* [YOUR INSTRUCTIONS]
Collect all lines below with the string "this".

"""

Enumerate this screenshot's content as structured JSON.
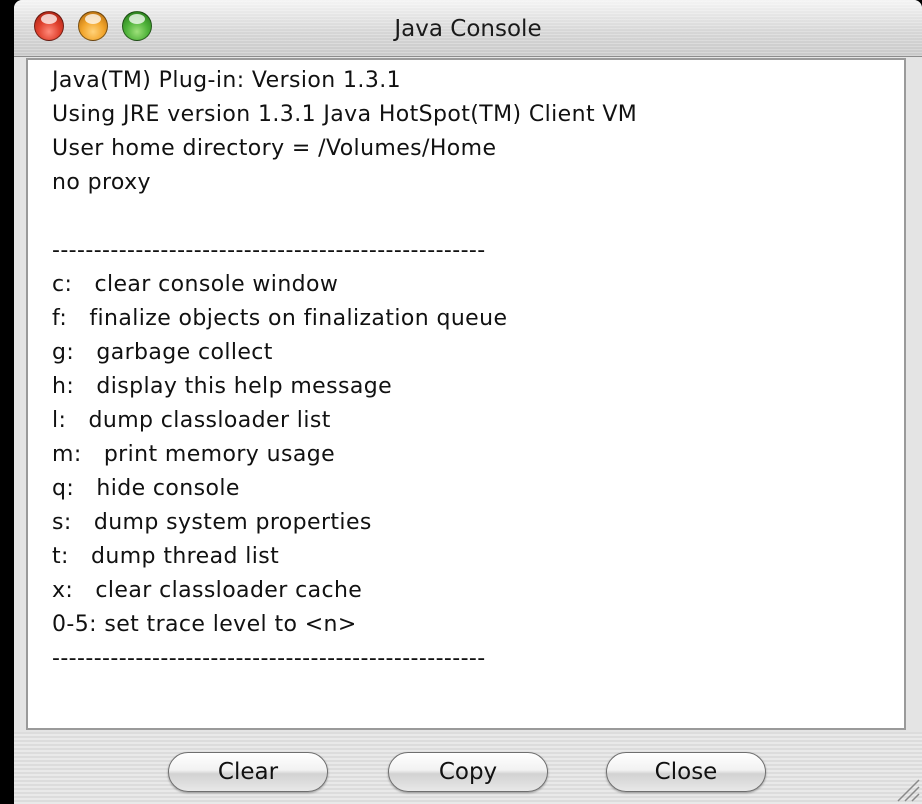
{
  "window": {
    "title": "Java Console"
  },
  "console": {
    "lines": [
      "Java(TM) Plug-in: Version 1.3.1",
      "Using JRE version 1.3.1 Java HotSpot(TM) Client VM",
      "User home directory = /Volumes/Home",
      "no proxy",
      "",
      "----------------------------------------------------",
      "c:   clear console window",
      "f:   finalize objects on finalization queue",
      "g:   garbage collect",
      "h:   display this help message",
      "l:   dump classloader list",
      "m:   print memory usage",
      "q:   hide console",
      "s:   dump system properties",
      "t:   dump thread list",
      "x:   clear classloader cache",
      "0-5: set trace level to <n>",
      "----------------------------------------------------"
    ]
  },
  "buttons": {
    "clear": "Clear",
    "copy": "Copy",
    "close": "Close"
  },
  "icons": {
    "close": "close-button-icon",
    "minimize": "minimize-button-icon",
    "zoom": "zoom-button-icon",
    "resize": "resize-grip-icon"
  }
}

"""

* [TASK OUTPUT]
Enumerate this screenshot's content as structured JSON.
      "h:   display this help message",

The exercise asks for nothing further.